◆ **Input**
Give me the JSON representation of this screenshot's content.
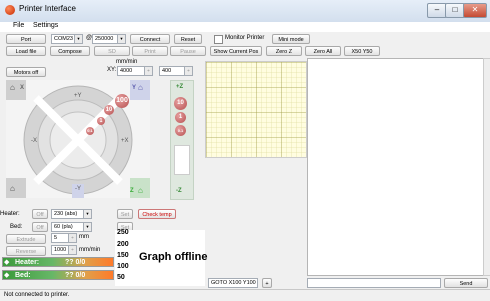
{
  "window": {
    "title": "Printer Interface",
    "controls": {
      "minimize": "–",
      "maximize": "□",
      "close": "✕"
    }
  },
  "menu": {
    "file": "File",
    "settings": "Settings"
  },
  "toolbar1": {
    "port_label": "Port",
    "port_value": "COM23",
    "at_label": "@",
    "baud_value": "250000",
    "connect": "Connect",
    "reset": "Reset",
    "monitor_printer": "Monitor Printer",
    "mini_mode": "Mini mode"
  },
  "toolbar2": {
    "load_file": "Load file",
    "compose": "Compose",
    "sd": "SD",
    "print": "Print",
    "pause": "Pause",
    "show_current_pos": "Show Current Pos",
    "zero_z": "Zero Z",
    "zero_all": "Zero All",
    "x50y50": "X50 Y50"
  },
  "motors_off": "Motors off",
  "feedrate": {
    "units": "mm/min",
    "xy_label": "XY:",
    "xy_value": "4000",
    "z_value": "400"
  },
  "jog": {
    "y_plus": "+Y",
    "y_minus": "-Y",
    "x_plus": "+X",
    "x_minus": "-X",
    "home_x": "X",
    "home_y": "Y",
    "home_z": "Z",
    "step_100": "100",
    "step_10": "10",
    "step_1": "1",
    "step_01": "0.1",
    "z_plus": "+Z",
    "z_minus": "-Z",
    "z_10": "10",
    "z_1": "1",
    "z_01": "0.1"
  },
  "heater": {
    "label": "Heater:",
    "off": "Off",
    "value": "230 (abs)",
    "set": "Set",
    "check_temp": "Check temp"
  },
  "bed": {
    "label": "Bed:",
    "off": "Off",
    "value": "60 (pla)",
    "set": "Set"
  },
  "extrude": {
    "extrude_btn": "Extrude",
    "amount": "5",
    "amount_unit": "mm",
    "reverse_btn": "Reverse",
    "speed": "1000",
    "speed_unit": "mm/min"
  },
  "temps": {
    "heater_label": "Heater:",
    "heater_value": "?? 0/0",
    "bed_label": "Bed:",
    "bed_value": "?? 0/0"
  },
  "graph": {
    "ticks": [
      "250",
      "200",
      "150",
      "100",
      "50"
    ],
    "message": "Graph offline"
  },
  "bottom": {
    "goto_value": "GOTO X100 Y100",
    "plus": "+",
    "send": "Send"
  },
  "status": "Not connected to printer.",
  "colors": {
    "heater_bar": "#3a9a3a",
    "bed_bar": "#ff7a2a",
    "graph_bg": "#fffde0",
    "graph_grid": "#d6d38a"
  }
}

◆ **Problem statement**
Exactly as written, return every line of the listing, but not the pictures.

◆ **Response area**
Give me the JSON representation of this screenshot's content.
{
  "window": {
    "title": "Printer Interface",
    "controls": {
      "minimize": "–",
      "maximize": "□",
      "close": "✕"
    }
  },
  "menu": {
    "file": "File",
    "settings": "Settings"
  },
  "toolbar1": {
    "port_label": "Port",
    "port_value": "COM23",
    "at_label": "@",
    "baud_value": "250000",
    "connect": "Connect",
    "reset": "Reset",
    "monitor_printer": "Monitor Printer",
    "mini_mode": "Mini mode"
  },
  "toolbar2": {
    "load_file": "Load file",
    "compose": "Compose",
    "sd": "SD",
    "print": "Print",
    "pause": "Pause",
    "show_current_pos": "Show Current Pos",
    "zero_z": "Zero Z",
    "zero_all": "Zero All",
    "x50y50": "X50 Y50"
  },
  "motors_off": "Motors off",
  "feedrate": {
    "units": "mm/min",
    "xy_label": "XY:",
    "xy_value": "4000",
    "z_value": "400"
  },
  "jog": {
    "y_plus": "+Y",
    "y_minus": "-Y",
    "x_plus": "+X",
    "x_minus": "-X",
    "home_x": "X",
    "home_y": "Y",
    "home_z": "Z",
    "step_100": "100",
    "step_10": "10",
    "step_1": "1",
    "step_01": "0.1",
    "z_plus": "+Z",
    "z_minus": "-Z",
    "z_10": "10",
    "z_1": "1",
    "z_01": "0.1"
  },
  "heater": {
    "label": "Heater:",
    "off": "Off",
    "value": "230 (abs)",
    "set": "Set",
    "check_temp": "Check temp"
  },
  "bed": {
    "label": "Bed:",
    "off": "Off",
    "value": "60 (pla)",
    "set": "Set"
  },
  "extrude": {
    "extrude_btn": "Extrude",
    "amount": "5",
    "amount_unit": "mm",
    "reverse_btn": "Reverse",
    "speed": "1000",
    "speed_unit": "mm/min"
  },
  "temps": {
    "heater_label": "Heater:",
    "heater_value": "?? 0/0",
    "bed_label": "Bed:",
    "bed_value": "?? 0/0"
  },
  "graph": {
    "ticks": [
      "250",
      "200",
      "150",
      "100",
      "50"
    ],
    "message": "Graph offline"
  },
  "bottom": {
    "goto_value": "GOTO X100 Y100",
    "plus": "+",
    "send": "Send"
  },
  "status": "Not connected to printer.",
  "colors": {
    "heater_bar": "#3a9a3a",
    "bed_bar": "#ff7a2a",
    "graph_bg": "#fffde0",
    "graph_grid": "#d6d38a"
  }
}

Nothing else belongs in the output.